Go through the material and copy each line that includes "arrow".
╭─ Source information
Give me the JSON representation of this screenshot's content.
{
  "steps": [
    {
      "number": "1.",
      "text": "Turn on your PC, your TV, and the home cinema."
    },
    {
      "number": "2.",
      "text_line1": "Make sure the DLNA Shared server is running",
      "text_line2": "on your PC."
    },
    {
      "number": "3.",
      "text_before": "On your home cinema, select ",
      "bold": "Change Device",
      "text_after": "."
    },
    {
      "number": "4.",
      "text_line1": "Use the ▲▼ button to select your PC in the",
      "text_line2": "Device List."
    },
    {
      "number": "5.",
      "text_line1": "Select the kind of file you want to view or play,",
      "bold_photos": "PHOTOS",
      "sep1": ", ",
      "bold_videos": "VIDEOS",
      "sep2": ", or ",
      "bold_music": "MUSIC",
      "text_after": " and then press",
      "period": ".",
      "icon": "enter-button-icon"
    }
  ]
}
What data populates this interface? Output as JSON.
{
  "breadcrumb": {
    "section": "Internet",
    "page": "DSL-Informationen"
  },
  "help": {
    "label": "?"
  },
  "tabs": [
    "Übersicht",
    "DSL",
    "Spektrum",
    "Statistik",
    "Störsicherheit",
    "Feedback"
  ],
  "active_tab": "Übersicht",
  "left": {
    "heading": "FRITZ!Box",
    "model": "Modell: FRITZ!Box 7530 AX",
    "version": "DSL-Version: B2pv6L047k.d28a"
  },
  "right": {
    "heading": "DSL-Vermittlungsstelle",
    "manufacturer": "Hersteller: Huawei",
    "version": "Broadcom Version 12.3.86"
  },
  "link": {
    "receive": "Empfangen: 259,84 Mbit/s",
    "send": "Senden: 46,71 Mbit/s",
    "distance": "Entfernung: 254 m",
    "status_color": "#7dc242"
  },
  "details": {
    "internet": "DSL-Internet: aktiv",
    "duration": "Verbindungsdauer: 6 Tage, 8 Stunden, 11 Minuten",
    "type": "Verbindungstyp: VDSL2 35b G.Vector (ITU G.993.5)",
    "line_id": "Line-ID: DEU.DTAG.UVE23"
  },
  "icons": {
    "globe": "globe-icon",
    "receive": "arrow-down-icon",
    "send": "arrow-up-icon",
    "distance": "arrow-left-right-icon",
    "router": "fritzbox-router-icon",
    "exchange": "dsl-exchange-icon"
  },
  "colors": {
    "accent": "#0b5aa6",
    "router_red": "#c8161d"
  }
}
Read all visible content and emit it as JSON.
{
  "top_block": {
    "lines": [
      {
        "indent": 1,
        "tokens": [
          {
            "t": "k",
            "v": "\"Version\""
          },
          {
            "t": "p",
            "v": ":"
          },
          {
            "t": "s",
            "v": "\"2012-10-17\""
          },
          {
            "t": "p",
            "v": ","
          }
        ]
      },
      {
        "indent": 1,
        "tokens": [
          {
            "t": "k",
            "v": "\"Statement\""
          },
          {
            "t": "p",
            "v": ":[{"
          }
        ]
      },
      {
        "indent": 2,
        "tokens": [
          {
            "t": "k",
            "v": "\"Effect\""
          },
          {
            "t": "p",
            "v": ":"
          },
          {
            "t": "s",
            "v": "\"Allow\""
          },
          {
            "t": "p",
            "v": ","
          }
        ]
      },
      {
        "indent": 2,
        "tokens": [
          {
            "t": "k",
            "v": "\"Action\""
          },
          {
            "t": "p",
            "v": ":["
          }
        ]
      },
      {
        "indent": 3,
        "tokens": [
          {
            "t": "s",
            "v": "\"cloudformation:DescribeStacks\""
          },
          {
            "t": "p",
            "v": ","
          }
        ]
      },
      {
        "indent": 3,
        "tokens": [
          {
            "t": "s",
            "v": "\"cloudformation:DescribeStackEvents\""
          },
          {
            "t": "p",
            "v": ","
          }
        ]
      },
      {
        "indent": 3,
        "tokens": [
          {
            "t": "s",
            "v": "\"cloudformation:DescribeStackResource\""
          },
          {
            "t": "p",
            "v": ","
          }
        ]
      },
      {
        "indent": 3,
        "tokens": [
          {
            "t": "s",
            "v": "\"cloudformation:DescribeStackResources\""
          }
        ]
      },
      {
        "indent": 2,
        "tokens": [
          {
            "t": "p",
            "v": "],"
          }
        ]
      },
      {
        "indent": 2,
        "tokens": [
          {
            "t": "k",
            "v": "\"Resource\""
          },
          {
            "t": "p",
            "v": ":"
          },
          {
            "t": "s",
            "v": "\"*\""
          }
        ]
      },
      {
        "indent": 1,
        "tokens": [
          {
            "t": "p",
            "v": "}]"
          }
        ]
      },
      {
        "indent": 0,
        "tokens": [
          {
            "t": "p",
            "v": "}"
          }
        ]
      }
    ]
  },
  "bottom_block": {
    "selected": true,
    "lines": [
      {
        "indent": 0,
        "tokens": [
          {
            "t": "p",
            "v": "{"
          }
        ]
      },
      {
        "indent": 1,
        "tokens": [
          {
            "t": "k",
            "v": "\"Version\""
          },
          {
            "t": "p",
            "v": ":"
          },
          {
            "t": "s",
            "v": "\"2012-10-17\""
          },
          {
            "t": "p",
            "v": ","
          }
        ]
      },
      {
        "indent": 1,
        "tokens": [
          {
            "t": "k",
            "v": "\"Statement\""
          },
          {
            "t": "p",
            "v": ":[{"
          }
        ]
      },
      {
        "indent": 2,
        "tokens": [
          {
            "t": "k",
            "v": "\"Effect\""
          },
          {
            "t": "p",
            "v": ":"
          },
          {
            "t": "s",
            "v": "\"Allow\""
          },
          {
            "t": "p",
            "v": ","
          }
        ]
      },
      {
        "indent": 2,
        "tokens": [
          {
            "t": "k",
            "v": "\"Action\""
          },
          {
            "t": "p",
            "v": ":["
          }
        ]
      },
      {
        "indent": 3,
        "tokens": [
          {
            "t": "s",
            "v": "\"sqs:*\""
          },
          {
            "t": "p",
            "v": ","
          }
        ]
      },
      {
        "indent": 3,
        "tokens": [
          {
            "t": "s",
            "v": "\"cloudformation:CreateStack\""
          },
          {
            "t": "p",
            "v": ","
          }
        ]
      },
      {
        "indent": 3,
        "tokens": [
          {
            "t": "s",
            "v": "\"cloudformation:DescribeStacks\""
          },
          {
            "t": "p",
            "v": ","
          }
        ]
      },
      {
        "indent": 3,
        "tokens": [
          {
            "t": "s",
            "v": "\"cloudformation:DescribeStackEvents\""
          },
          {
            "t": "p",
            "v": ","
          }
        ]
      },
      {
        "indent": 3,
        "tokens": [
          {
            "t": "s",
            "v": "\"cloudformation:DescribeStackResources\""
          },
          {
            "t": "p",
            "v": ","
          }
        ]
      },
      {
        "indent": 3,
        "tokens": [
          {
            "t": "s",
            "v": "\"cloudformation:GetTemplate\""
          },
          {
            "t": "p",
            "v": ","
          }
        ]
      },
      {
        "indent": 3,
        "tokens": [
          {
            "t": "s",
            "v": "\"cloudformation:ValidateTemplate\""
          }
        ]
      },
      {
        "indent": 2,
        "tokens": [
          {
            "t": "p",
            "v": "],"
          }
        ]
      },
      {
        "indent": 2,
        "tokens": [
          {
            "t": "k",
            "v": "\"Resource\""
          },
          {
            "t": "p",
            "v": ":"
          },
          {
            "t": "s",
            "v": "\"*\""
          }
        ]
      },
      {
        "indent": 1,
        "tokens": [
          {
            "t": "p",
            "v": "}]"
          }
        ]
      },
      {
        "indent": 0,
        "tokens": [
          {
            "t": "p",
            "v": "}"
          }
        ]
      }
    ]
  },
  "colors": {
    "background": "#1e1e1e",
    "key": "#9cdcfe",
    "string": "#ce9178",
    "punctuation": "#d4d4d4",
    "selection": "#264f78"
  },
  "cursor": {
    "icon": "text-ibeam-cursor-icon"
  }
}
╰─
» **Answer for this exercise**:
    "receive": "arrow-down-icon",
    "send": "arrow-up-icon",
    "distance": "arrow-left-right-icon",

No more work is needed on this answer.